__What you need to do__:
Gather every line in the records below that contains the word "JSON".
#### Provided entries ####
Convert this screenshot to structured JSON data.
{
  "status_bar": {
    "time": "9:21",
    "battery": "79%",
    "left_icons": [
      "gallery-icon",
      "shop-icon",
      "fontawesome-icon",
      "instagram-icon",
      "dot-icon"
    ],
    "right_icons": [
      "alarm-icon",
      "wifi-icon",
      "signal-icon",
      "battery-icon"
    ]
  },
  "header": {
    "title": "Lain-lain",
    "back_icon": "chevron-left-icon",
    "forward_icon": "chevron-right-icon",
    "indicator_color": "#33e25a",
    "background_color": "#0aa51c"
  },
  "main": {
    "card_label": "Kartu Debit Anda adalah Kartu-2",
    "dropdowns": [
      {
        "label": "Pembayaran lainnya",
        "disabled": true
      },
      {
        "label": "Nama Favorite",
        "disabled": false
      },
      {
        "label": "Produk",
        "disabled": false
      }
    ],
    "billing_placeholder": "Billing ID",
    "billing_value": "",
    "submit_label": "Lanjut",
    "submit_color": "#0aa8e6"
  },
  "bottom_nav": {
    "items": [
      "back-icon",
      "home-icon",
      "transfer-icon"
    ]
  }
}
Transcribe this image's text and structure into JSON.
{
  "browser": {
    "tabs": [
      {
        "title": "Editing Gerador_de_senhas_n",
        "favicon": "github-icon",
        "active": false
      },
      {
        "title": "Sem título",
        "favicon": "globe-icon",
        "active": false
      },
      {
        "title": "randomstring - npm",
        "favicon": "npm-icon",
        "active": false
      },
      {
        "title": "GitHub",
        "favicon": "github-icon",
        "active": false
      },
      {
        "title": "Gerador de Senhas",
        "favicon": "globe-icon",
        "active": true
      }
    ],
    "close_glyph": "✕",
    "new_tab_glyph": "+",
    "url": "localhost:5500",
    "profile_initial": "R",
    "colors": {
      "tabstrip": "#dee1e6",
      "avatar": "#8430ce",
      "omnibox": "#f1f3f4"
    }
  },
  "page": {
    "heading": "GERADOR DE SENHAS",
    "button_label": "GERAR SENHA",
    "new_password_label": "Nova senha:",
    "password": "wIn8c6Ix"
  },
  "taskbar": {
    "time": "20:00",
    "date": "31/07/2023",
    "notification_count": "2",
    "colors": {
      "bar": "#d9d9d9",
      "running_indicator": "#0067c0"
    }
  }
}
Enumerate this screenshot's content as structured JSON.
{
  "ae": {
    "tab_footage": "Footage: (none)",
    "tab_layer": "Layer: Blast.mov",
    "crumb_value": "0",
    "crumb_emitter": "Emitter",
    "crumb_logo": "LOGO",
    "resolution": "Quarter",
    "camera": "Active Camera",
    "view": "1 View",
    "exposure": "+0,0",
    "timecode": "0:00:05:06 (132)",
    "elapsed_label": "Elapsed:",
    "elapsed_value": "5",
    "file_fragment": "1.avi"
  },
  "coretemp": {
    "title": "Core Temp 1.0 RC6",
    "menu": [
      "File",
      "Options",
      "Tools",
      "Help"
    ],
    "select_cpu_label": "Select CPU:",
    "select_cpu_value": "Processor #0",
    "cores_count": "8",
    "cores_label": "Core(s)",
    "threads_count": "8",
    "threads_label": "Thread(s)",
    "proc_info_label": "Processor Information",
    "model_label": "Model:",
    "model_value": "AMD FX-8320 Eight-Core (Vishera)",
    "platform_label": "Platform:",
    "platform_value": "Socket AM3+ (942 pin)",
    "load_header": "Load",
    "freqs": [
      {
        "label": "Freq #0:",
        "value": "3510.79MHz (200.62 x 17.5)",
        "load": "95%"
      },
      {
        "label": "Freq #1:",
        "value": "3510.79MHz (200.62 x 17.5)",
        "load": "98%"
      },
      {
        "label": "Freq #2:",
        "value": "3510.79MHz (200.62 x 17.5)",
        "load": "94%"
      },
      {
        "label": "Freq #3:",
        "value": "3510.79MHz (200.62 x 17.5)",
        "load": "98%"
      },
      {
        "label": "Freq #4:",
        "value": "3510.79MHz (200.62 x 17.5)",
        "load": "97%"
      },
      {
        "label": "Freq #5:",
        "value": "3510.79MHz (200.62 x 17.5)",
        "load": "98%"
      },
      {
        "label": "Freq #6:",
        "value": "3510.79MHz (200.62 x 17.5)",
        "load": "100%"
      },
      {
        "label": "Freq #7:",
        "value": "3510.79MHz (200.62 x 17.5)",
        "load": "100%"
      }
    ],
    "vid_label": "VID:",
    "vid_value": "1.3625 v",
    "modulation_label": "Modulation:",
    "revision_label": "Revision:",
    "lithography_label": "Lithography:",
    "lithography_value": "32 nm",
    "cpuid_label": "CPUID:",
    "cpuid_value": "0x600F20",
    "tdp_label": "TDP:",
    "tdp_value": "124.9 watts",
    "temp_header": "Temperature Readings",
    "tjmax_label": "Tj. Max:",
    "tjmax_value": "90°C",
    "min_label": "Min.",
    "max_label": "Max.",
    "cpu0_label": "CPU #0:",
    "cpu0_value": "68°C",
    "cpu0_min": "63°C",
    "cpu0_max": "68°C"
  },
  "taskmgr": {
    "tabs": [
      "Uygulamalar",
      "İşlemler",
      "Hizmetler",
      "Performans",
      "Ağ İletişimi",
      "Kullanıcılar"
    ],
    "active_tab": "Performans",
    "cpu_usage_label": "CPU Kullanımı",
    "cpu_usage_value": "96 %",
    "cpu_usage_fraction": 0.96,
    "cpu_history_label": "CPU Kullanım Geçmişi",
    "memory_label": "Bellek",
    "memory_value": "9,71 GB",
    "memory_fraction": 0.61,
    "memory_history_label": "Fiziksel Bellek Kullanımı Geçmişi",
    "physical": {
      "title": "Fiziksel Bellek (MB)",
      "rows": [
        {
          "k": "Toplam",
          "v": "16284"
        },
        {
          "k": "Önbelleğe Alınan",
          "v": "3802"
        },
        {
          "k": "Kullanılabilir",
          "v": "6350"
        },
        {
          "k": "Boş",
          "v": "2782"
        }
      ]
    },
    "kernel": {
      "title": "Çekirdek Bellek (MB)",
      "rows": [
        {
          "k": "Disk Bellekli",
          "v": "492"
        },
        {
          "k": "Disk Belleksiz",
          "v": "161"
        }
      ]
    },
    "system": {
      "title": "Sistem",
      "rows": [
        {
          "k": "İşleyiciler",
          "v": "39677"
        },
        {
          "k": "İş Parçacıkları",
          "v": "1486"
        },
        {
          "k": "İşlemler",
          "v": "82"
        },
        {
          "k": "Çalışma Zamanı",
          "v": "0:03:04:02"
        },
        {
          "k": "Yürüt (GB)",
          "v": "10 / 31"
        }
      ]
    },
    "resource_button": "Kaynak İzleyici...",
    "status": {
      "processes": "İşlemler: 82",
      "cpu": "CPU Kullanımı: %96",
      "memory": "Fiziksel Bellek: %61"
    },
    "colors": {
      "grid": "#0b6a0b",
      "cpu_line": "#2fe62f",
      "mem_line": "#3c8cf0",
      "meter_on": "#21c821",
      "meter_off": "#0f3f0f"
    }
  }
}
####
__Answer to the exercise__:
Convert this screenshot to structured JSON data.
Transcribe this image's text and structure into JSON.
Enumerate this screenshot's content as structured JSON.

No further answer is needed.